9 comments:

Sid and Pat said...

Well said, couldn't agree more. We all need to support the industry as a whole.

Tiggeriffic said...

I don't have any alpaca's but I enjoyed reading your blog.. I read Maggie's Life daily and enjoy her blog.. I live in Iowa. Where the tall corn grows.. A lady down the road has a alpaca and poor thing needs some grooming.. We call him Freddy...When the grandchildren are here for a visit I take them to see Freddy and he nuzzles our necks.. He is so sweet..
Sorry to hear the dilimma of the alpaca's in your country. That's a shame.. Fear is an ugly thing and people should shed away from it like water on a duck's back. Have a great day...

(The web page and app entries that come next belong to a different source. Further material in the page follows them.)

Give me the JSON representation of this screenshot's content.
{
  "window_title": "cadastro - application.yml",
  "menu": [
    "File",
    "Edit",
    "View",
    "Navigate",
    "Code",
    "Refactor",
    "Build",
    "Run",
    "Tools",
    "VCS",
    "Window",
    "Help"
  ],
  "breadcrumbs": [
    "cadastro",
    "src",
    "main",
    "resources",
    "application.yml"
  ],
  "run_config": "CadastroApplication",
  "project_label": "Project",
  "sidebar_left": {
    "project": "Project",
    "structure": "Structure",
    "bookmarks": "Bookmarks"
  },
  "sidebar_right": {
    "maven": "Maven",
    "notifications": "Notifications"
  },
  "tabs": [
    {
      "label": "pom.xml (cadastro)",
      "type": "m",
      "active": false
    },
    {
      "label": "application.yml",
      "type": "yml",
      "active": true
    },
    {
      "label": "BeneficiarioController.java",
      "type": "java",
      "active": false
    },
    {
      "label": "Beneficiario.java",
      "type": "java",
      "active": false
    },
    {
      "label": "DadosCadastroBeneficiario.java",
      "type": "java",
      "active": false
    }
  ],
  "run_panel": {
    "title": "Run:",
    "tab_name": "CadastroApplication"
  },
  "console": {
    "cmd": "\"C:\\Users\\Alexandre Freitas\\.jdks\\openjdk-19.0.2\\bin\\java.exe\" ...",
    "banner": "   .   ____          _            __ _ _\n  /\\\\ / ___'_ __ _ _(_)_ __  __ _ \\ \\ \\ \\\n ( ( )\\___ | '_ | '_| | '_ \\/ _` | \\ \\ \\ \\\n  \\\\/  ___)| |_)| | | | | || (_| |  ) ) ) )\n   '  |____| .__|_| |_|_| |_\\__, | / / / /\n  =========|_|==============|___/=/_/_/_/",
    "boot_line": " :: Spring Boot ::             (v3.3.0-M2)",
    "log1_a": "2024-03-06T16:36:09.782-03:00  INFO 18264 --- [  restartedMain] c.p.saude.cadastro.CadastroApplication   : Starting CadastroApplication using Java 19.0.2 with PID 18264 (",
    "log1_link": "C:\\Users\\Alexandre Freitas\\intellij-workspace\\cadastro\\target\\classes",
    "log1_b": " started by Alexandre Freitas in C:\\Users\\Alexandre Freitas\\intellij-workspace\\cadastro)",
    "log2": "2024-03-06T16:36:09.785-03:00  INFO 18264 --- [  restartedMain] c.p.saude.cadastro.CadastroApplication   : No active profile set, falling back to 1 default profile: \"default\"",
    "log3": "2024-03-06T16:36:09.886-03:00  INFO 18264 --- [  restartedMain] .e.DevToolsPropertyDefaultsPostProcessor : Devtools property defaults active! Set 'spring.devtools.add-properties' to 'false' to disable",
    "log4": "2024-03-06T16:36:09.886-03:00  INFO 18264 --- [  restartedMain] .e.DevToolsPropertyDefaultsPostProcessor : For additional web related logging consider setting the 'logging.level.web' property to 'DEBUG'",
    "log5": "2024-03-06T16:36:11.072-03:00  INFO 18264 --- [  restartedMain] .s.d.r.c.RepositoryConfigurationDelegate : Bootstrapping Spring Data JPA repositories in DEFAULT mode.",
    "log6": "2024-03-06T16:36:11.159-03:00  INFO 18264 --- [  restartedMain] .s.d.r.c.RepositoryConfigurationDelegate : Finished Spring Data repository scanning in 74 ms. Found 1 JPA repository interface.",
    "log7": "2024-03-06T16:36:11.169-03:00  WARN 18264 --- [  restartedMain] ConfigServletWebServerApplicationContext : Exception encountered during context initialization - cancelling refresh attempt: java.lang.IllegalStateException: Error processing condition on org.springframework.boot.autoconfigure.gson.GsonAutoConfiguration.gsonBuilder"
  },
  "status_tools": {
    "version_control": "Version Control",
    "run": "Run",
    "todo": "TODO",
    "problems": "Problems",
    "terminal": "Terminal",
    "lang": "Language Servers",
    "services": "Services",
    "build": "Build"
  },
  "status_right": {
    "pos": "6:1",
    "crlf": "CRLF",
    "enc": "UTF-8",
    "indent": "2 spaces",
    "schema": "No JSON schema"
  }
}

Debbie, Barnacre Alpacas said...

I agree, we all need to support each other and work together, not only TB but with all aspects of alpaca welfare. We need to be open and honest with each other which I feel is not always the case.

Just for the record, I'm 'up north' and haven't been to, or heard of a meeting were people were told not to buy from the south West or Wales.

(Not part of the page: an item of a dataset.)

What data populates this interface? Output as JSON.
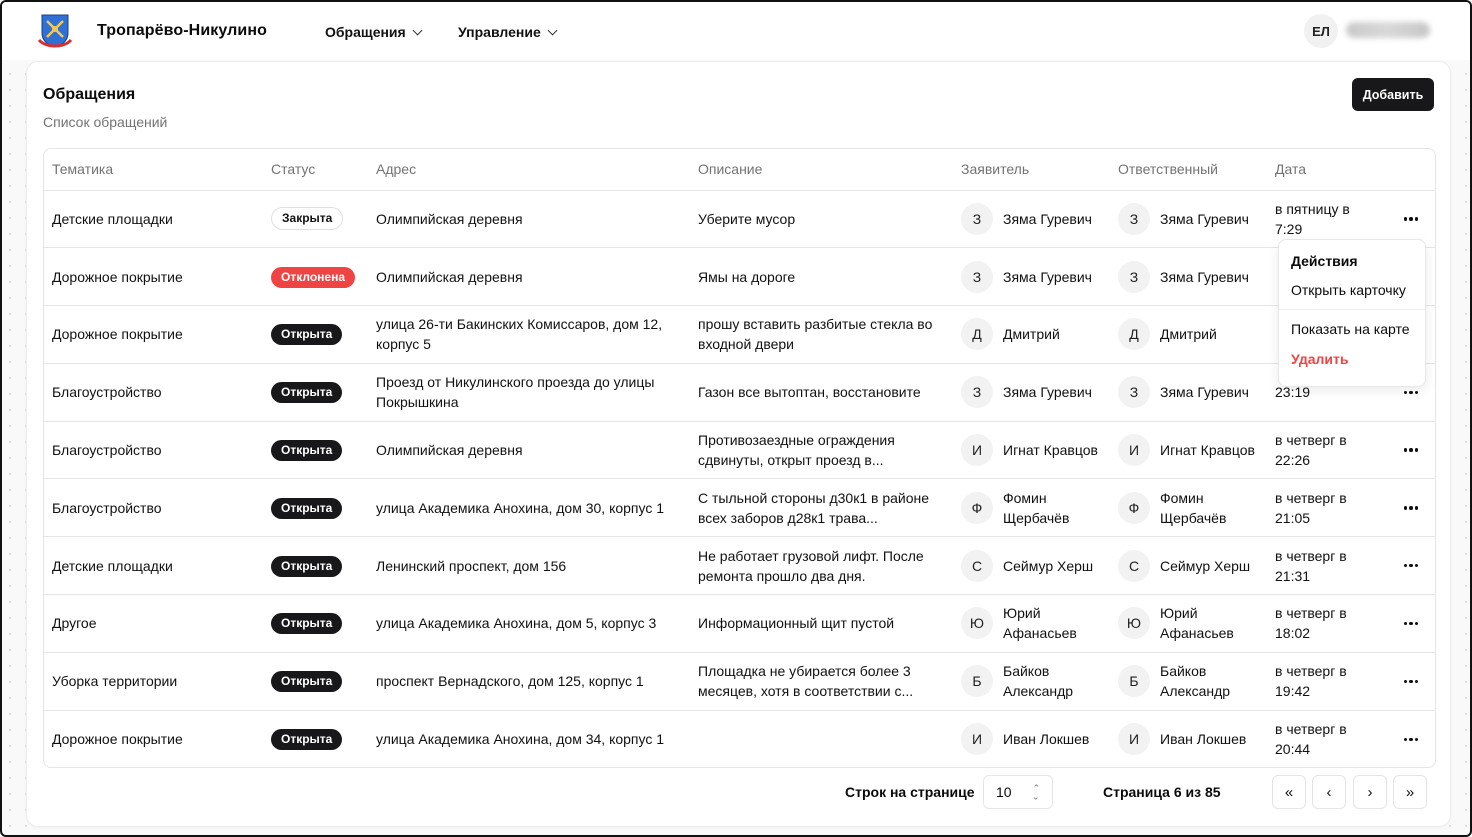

Thanks for my blog award too, I've never had one of those before :-)

Apple Vale Alpacas said...

Good on you Suzanne for 'sticking your head above the parapet'.

Barbara@beckbrowalpacas said...

Wow...sticking together??...As a member of the north east and north west alpaca groups this is news to me. I have bought alpacas from across the country and will continue to do so...In fact we are going for a viewing in the south tomorrow!

Suzanne@ Panteg Alpacas said...

Maybe I should clarify - it is not the north east or north west group to which I refer , but a group slightly to the south of them . I don't wish to be too specific , save to say that to a southerner they are northern , but to a northerner they are probably midlands !! I have expressed my concern to the chair of the relevant group , who denies the comments , but I have heard from 2 other sources that the comments were made . I cannot name them or the group , but trust me he should have known better.

Barbara@beckbrowalpacas said...

Thanks for the clarification Suzanne. Us 'true' northerners usually try to keep out of any politics!:-))

Suzanne@ Panteg Alpacas said...

I would usually say I keep out of politics too Barbara , but once in a while I get so mad at the injustice of it all.......

Llama Karma said...

We have also heard these comments as long ago as the SWAG show in April. A couple spoke to us about buying stock in the Southwest as they had been warned off by a breeder local to them. These people cam from north of the SWAG region but I can't remember from where exactly. Luckily the had decided for themselves that if they wanted a good mix of Bloodlines they needed to look all over the country.